-- EXERCISE DETAILS --
Nothing but the line with "Extract the structured" and the lines after it, through the end of the records below, is to be repeated, exactly as it is.

****************************************

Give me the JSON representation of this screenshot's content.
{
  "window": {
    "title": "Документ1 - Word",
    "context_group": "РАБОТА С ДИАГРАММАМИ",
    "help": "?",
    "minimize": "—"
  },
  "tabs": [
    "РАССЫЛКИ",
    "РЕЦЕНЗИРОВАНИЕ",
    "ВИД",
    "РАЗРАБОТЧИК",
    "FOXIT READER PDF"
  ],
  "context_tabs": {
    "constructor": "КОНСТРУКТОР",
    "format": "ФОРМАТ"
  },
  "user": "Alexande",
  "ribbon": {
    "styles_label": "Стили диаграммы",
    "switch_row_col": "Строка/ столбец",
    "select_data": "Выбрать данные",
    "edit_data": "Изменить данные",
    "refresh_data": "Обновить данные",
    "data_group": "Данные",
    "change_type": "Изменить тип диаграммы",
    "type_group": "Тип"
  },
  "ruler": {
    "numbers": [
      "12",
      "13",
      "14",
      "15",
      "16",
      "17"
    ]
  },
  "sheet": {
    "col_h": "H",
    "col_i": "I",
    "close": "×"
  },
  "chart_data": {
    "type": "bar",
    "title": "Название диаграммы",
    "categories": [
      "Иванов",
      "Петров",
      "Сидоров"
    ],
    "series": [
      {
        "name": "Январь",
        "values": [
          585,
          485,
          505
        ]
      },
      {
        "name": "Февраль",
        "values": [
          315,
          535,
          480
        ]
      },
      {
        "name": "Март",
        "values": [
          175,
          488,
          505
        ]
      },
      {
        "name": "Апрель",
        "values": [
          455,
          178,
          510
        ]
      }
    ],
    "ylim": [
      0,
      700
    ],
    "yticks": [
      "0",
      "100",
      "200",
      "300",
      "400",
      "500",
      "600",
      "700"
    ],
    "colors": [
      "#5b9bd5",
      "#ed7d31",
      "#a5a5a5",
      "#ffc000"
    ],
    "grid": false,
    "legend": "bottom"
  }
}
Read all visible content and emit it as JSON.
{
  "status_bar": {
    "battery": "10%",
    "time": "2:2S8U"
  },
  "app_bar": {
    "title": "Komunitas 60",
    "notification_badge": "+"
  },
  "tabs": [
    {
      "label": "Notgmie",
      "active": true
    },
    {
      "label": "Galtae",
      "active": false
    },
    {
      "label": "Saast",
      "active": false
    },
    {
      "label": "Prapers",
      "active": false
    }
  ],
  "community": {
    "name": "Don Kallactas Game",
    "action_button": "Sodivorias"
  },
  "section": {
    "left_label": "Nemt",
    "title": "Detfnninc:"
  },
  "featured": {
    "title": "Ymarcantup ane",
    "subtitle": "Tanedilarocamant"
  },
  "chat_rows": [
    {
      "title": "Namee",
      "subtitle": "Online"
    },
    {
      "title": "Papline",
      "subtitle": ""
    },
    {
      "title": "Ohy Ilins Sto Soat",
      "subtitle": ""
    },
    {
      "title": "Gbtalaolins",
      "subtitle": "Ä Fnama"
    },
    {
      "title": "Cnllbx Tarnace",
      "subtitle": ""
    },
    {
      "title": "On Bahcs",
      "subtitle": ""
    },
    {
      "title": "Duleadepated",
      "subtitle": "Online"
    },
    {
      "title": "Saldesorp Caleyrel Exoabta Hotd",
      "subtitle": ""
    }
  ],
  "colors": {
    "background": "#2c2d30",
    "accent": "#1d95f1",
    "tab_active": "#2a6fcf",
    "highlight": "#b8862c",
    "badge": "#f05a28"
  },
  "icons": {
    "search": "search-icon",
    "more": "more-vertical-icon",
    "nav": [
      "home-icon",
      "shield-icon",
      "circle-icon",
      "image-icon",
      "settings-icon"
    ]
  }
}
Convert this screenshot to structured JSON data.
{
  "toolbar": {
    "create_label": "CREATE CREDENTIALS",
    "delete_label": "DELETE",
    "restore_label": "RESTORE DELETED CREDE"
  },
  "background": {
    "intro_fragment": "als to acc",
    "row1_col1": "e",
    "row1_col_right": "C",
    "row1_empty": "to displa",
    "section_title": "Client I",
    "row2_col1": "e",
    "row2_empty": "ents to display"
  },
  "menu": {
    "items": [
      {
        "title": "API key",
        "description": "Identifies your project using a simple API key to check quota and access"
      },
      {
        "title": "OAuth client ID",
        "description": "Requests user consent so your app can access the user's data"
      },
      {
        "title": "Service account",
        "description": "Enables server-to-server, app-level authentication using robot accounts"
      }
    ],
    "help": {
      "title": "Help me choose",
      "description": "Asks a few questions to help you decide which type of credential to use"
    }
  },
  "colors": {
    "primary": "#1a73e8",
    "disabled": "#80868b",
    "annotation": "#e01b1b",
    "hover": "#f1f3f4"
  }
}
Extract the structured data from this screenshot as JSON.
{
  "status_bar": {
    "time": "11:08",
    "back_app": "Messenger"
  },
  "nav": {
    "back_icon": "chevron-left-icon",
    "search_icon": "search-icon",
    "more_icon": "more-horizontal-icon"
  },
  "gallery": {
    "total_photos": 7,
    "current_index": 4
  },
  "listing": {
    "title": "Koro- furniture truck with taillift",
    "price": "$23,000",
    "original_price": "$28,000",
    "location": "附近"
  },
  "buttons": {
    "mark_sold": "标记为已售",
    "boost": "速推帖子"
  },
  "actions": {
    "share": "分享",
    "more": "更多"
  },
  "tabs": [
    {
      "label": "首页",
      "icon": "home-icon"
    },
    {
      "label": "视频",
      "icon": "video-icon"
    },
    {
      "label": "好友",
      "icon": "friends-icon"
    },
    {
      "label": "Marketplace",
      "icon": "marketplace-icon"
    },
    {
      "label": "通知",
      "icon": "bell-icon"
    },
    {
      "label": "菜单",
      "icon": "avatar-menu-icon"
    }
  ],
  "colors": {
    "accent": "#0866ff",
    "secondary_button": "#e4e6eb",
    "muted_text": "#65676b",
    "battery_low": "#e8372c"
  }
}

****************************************

-- COMPLETED TASK --
Extract the structured data from this screenshot as JSON.
{
  "status_bar": {
    "time": "11:08",
    "back_app": "Messenger"
  },
  "nav": {
    "back_icon": "chevron-left-icon",
    "search_icon": "search-icon",
    "more_icon": "more-horizontal-icon"
  },
  "gallery": {
    "total_photos": 7,
    "current_index": 4
  },
  "listing": {
    "title": "Koro- furniture truck with taillift",
    "price": "$23,000",
    "original_price": "$28,000",
    "location": "附近"
  },
  "buttons": {
    "mark_sold": "标记为已售",
    "boost": "速推帖子"
  },
  "actions": {
    "share": "分享",
    "more": "更多"
  },
  "tabs": [
    {
      "label": "首页",
      "icon": "home-icon"
    },
    {
      "label": "视频",
      "icon": "video-icon"
    },
    {
      "label": "好友",
      "icon": "friends-icon"
    },
    {
      "label": "Marketplace",
      "icon": "marketplace-icon"
    },
    {
      "label": "通知",
      "icon": "bell-icon"
    },
    {
      "label": "菜单",
      "icon": "avatar-menu-icon"
    }
  ],
  "colors": {
    "accent": "#0866ff",
    "secondary_button": "#e4e6eb",
    "muted_text": "#65676b",
    "battery_low": "#e8372c"
  }
}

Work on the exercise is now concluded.